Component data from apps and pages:
== Segment start ==
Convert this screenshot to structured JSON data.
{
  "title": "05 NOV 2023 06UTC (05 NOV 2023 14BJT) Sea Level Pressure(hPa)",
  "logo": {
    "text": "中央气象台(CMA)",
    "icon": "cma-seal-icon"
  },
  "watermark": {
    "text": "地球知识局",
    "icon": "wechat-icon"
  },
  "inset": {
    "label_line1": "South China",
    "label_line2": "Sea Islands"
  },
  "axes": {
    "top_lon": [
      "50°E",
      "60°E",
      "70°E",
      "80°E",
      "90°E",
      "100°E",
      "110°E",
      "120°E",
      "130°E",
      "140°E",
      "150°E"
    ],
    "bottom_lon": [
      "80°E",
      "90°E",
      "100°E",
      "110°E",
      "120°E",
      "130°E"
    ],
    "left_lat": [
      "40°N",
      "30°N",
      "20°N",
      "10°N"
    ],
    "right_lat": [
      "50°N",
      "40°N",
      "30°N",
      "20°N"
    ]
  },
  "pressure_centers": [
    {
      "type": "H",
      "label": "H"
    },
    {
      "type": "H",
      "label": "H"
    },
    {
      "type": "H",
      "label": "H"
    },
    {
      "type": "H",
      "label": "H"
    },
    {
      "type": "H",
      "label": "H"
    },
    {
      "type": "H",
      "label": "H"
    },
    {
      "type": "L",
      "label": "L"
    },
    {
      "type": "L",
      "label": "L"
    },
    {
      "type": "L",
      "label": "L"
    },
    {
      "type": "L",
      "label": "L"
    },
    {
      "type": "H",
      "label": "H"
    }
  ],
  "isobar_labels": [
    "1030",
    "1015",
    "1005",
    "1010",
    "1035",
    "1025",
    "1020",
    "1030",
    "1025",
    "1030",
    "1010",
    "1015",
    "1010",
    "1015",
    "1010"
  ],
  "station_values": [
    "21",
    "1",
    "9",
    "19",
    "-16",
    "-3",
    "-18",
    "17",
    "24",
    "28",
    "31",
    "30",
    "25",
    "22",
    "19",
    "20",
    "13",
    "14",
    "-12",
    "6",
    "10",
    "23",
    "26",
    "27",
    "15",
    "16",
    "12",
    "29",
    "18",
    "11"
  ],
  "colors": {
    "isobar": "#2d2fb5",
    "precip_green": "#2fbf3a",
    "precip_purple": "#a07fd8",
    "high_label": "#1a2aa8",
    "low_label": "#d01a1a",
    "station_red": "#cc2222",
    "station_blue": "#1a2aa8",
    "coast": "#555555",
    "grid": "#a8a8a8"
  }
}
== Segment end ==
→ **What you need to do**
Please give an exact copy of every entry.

→ **Result below**
Convert this screenshot to structured JSON data.
{
  "title": "05 NOV 2023 06UTC (05 NOV 2023 14BJT) Sea Level Pressure(hPa)",
  "logo": {
    "text": "中央气象台(CMA)",
    "icon": "cma-seal-icon"
  },
  "watermark": {
    "text": "地球知识局",
    "icon": "wechat-icon"
  },
  "inset": {
    "label_line1": "South China",
    "label_line2": "Sea Islands"
  },
  "axes": {
    "top_lon": [
      "50°E",
      "60°E",
      "70°E",
      "80°E",
      "90°E",
      "100°E",
      "110°E",
      "120°E",
      "130°E",
      "140°E",
      "150°E"
    ],
    "bottom_lon": [
      "80°E",
      "90°E",
      "100°E",
      "110°E",
      "120°E",
      "130°E"
    ],
    "left_lat": [
      "40°N",
      "30°N",
      "20°N",
      "10°N"
    ],
    "right_lat": [
      "50°N",
      "40°N",
      "30°N",
      "20°N"
    ]
  },
  "pressure_centers": [
    {
      "type": "H",
      "label": "H"
    },
    {
      "type": "H",
      "label": "H"
    },
    {
      "type": "H",
      "label": "H"
    },
    {
      "type": "H",
      "label": "H"
    },
    {
      "type": "H",
      "label": "H"
    },
    {
      "type": "H",
      "label": "H"
    },
    {
      "type": "L",
      "label": "L"
    },
    {
      "type": "L",
      "label": "L"
    },
    {
      "type": "L",
      "label": "L"
    },
    {
      "type": "L",
      "label": "L"
    },
    {
      "type": "H",
      "label": "H"
    }
  ],
  "isobar_labels": [
    "1030",
    "1015",
    "1005",
    "1010",
    "1035",
    "1025",
    "1020",
    "1030",
    "1025",
    "1030",
    "1010",
    "1015",
    "1010",
    "1015",
    "1010"
  ],
  "station_values": [
    "21",
    "1",
    "9",
    "19",
    "-16",
    "-3",
    "-18",
    "17",
    "24",
    "28",
    "31",
    "30",
    "25",
    "22",
    "19",
    "20",
    "13",
    "14",
    "-12",
    "6",
    "10",
    "23",
    "26",
    "27",
    "15",
    "16",
    "12",
    "29",
    "18",
    "11"
  ],
  "colors": {
    "isobar": "#2d2fb5",
    "precip_green": "#2fbf3a",
    "precip_purple": "#a07fd8",
    "high_label": "#1a2aa8",
    "low_label": "#d01a1a",
    "station_red": "#cc2222",
    "station_blue": "#1a2aa8",
    "coast": "#555555",
    "grid": "#a8a8a8"
  }
}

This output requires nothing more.